How many lessons do I need about not sweating the small stuff?

Haven’t I had plenty already?

Why do I need these refresher courses?

Maybe I didn't like the way things were handled, but good grief. So what? It’s art, not life and death.

And, more to the point, I was born with eyes that can see it.

Sunday, November 6, 2011

Slap Me Silly!

Have I told you that the Sammy Keyes book I'm working on now is the "Heather" book?


How could I have kept that from you?

Maybe because I didn't know myself just how much of a Heather book it would be?

No, that's a cop out.

I knew.

But now that I'm in the middle of it?

Wow. Is this interesting?

I don't mean to imply that the book is written in the voice of Heather. What I mean is that she's in the main plot, not just a subplot, and in this book we're getting to the bottom of why she is the way she is.

As you  can imagine, this is taking a lot of digging.

But before you ever pierce your spade into the ground, there's the whole ordeal of finding "X-Marks-the-Spot."

In the case of Heather, it's been 15 books of figuring out where to start digging.

And now that I've started I'm reminded of digging a hole at the beach. Sand falls in, little crabs appear out of nowhere, you run into rocks and old bottle caps and baby shoes...then the sand gets darker and colder and slowly water starts seeping in.

I should maybe clarify that no, there's not actually something buried in this book--we've had enough of that with Dead Giveaway and Night of Skulls, right? The only thing buried in this case is what's inside Heather's head, and digging down to it has been fascinating.

And (confession time) during this week's writing (and digging), I came upon something that made me tear up.

Me? Tear up over Heather?

Slap me silly! Heather's a beast! And after everything she's put Sammy through? How could anyone (especially me!) tear up over Heather???

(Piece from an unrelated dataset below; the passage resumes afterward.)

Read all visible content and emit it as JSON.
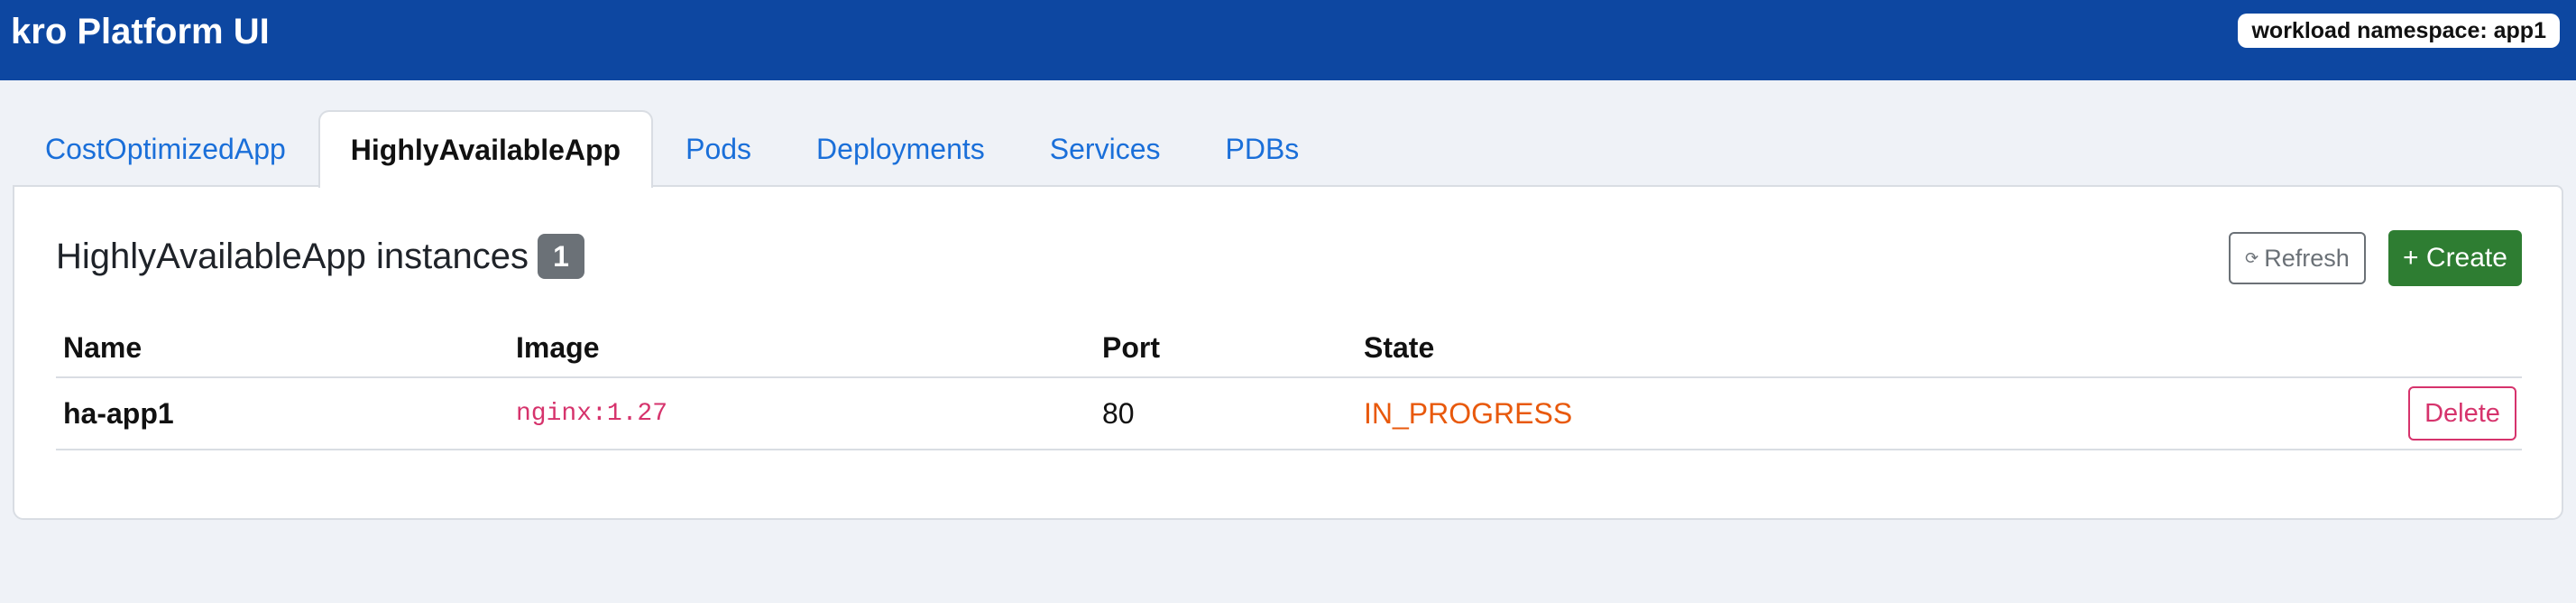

But it's true, I did. And although it was temporary, I do still have a long way to go before I quit digging. And if water's already seeping in?

Somebody send me a paddle!